STEALING FROM PUBLIC

City Hall, NMS faulted for fraudulent towing of vehicles in CBD

Complaints mount against rogue county officers taking advantage of motorists in the CBD

In Summary

• Nairobi City County Finance Act, 2019 states Sh1,000 to be charged on clamped vehicles.

•In September 2019, City Hall unveiled an automation payment system for motorists to pay parking violation penalties.

Ticketing officers clamp down a vehicle, whose owner had not paid for parking outside Simmers Restaurant on December 28 last year /COLLINS KWEYU
Ticketing officers clamp down a vehicle, whose owner had not paid for parking outside Simmers Restaurant on December 28 last year /COLLINS KWEYU

The county government and the Nairobi Metropolitan Service have been faulted for unprocedural towing practices of private vehicles.

The Nairobi County Assembly last week raised concerns over the increasing complaints against rogue county enforcement officers taking advantage of motorists in the Central Business District.

Both NMS and City Hall have been accused of setting up many private breakdowns and recovery units in the CBD, and stealing from motorists by overcharging them.

 

As highlighted by Nairobi Central Ward rep Muturi Ngegi, the recovery units and private breakdowns have been charging motorists Sh2,500, contrary to Sh1,000 as stated in the Nairobi City County Finance Act, 2019.

“The officers instead of clamping vehicles that have failed to pay for the daily parking, they put more effort in towing private vehicles and overcharge them.
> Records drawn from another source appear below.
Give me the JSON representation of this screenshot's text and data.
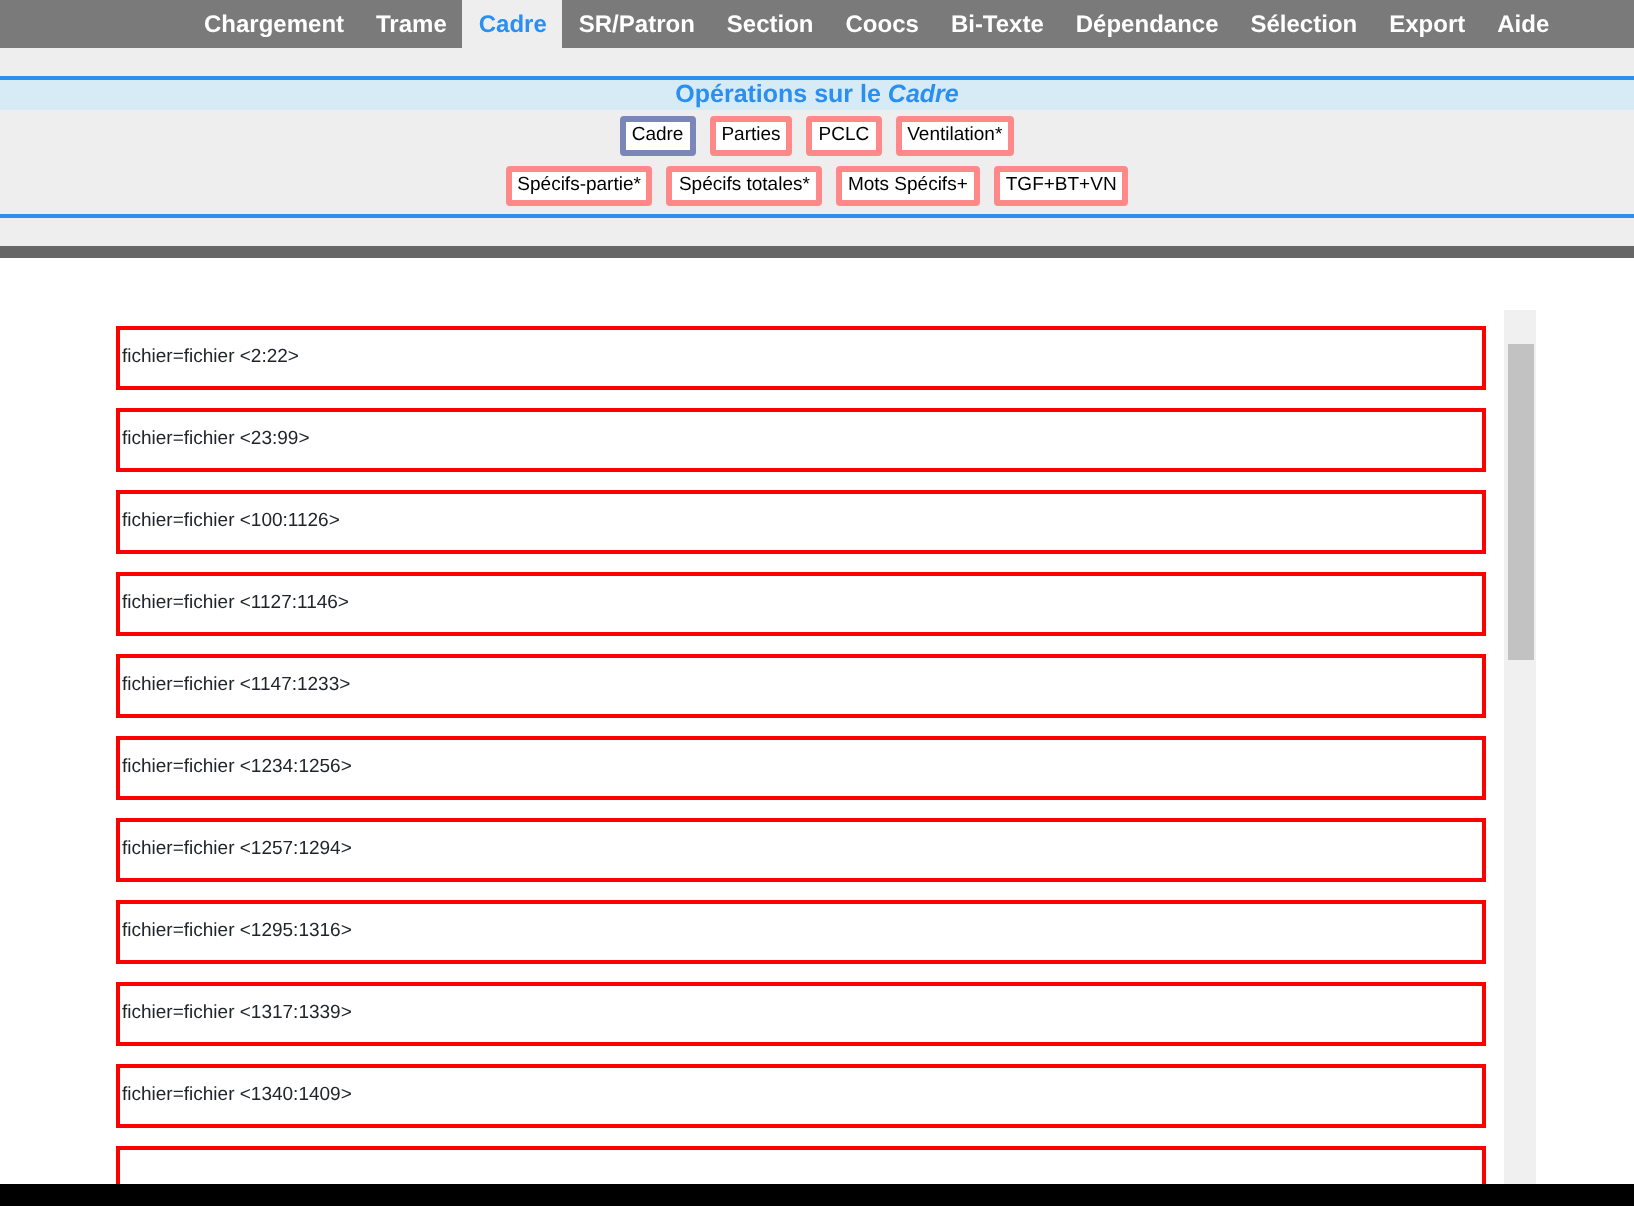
{
  "tabs": [
    {
      "label": "Chargement",
      "selected": false
    },
    {
      "label": "Trame",
      "selected": false
    },
    {
      "label": "Cadre",
      "selected": true
    },
    {
      "label": "SR/Patron",
      "selected": false
    },
    {
      "label": "Section",
      "selected": false
    },
    {
      "label": "Coocs",
      "selected": false
    },
    {
      "label": "Bi-Texte",
      "selected": false
    },
    {
      "label": "Dépendance",
      "selected": false
    },
    {
      "label": "Sélection",
      "selected": false
    },
    {
      "label": "Export",
      "selected": false
    },
    {
      "label": "Aide",
      "selected": false
    }
  ],
  "operations": {
    "title": "Opérations sur le *Cadre*",
    "button_rows": [
      [
        {
          "label": "Cadre",
          "selected": true
        },
        {
          "label": "Parties",
          "selected": false
        },
        {
          "label": "PCLC",
          "selected": false
        },
        {
          "label": "Ventilation*",
          "selected": false
        }
      ],
      [
        {
          "label": "Spécifs-partie*",
          "selected": false
        },
        {
          "label": "Spécifs totales*",
          "selected": false
        },
        {
          "label": "Mots Spécifs+",
          "selected": false
        },
        {
          "label": "TGF+BT+VN",
          "selected": false
        }
      ]
    ]
  },
  "sections": [
    "fichier=fichier <2:22>",
    "fichier=fichier <23:99>",
    "fichier=fichier <100:1126>",
    "fichier=fichier <1127:1146>",
    "fichier=fichier <1147:1233>",
    "fichier=fichier <1234:1256>",
    "fichier=fichier <1257:1294>",
    "fichier=fichier <1295:1316>",
    "fichier=fichier <1317:1339>",
    "fichier=fichier <1340:1409>"
  ],
  "more_sections_below": true
}
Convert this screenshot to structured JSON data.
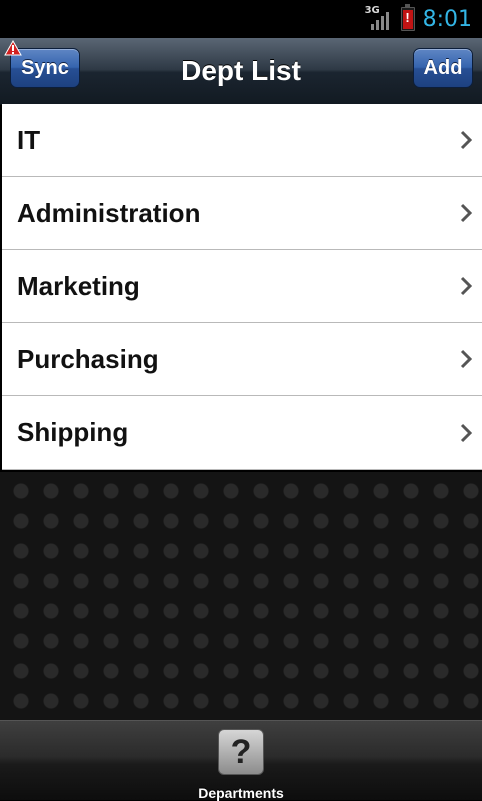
{
  "status": {
    "network": "3G",
    "time": "8:01"
  },
  "header": {
    "title": "Dept List",
    "sync_label": "Sync",
    "add_label": "Add"
  },
  "departments": [
    "IT",
    "Administration",
    "Marketing",
    "Purchasing",
    "Shipping"
  ],
  "tabs": [
    {
      "label": "Departments",
      "icon": "?"
    }
  ],
  "colors": {
    "clock": "#33b5e5",
    "button": "#3564ae",
    "warning": "#d12020",
    "battery": "#c11414"
  }
}
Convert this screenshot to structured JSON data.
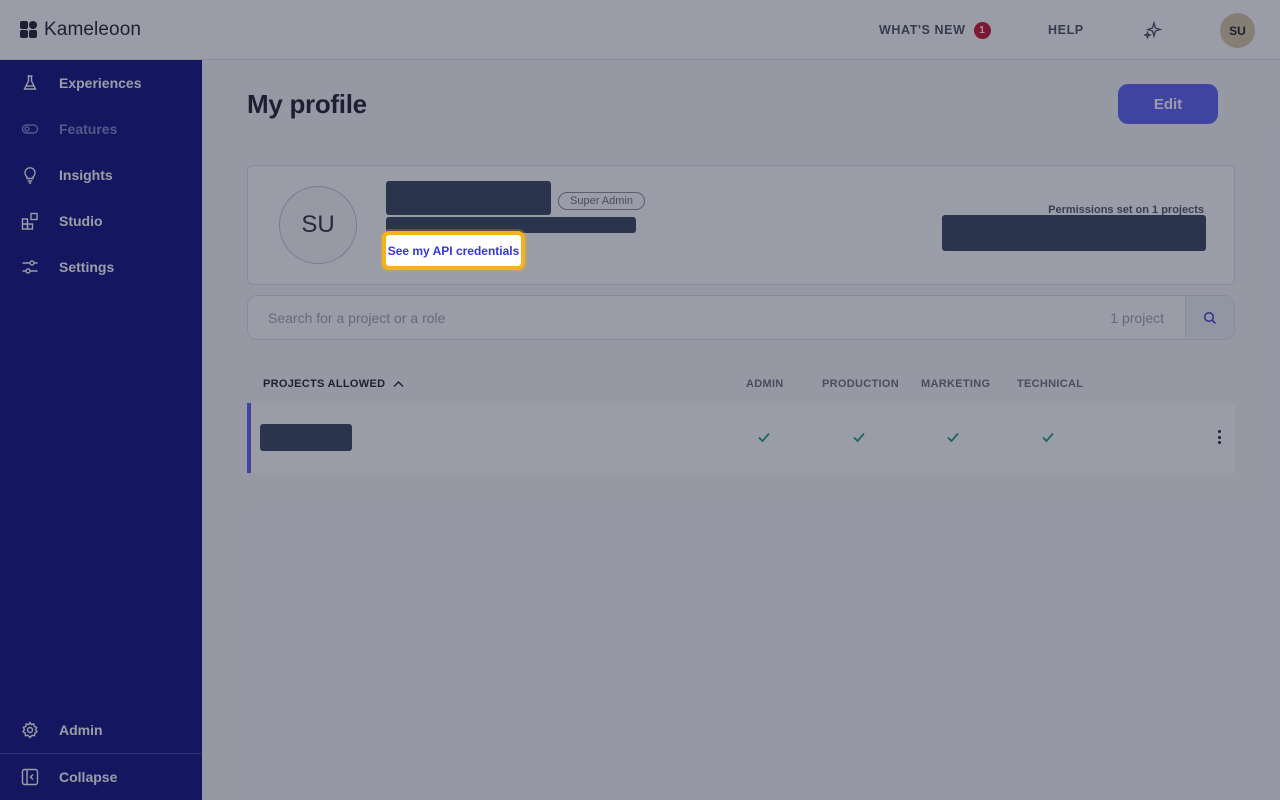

The breakdowns and recovery units go further and damage vehicles which increases additional and unnecessary costs for repair,” he explained.

Ngegi was speaking before the house on Thursday as he requested for a statement on the issue.

As a result, the County Assembly Transport and Public Works Committee have been tasked to seek answers from both City Hall and NMS as to why enforcement officers choose to tow private vehicles instead of taking them to county yards.

The legislators also want to know why the recovery units and breakdowns fail to compensate damages occur while the vehicles are being towed.

Both NMS and City Hall have also been tasked to reveal whether they have an agreement between themselves, and with the recovery entities and private towing squads.

 

In 2018, 2,000 clamps, automated tow trucks had been procured by City Hall and as well as a rapid response team formed to enforce compliance in areas with high default rate to stop the haemorrhage of parking revenue.

Last year in September, City Hall unveiled an electronic payment system for motorists to pay parking violation penalties.

Over 500 smartphones were issued to the parking attendants for the purpose of automation of paying parking violation penalties.

Motorists whose cars had been clamped would then dial *235# and follow prompts to make payments.

The smartphones were configured to receive a notification when a motorist pays, then the parking attendant would unclamp the car after the notification.

In addition, the legislators want to be enlightened if there are measures the two entities are considering to put in place in an attempt to restore orderliness in the manner private vehicles are towed.

“We also want the Transport and Public Works Committee to take to task both the county government and NMS on what measures they have put in place to ensure that enforcement officers adhere to the towing fees as prescribed in the Finance Act,” Ngegi said.

However with the new claims and payment system rolled out by NMS, it is unclear why enforcement officers are collecting clamping fee despite the automation.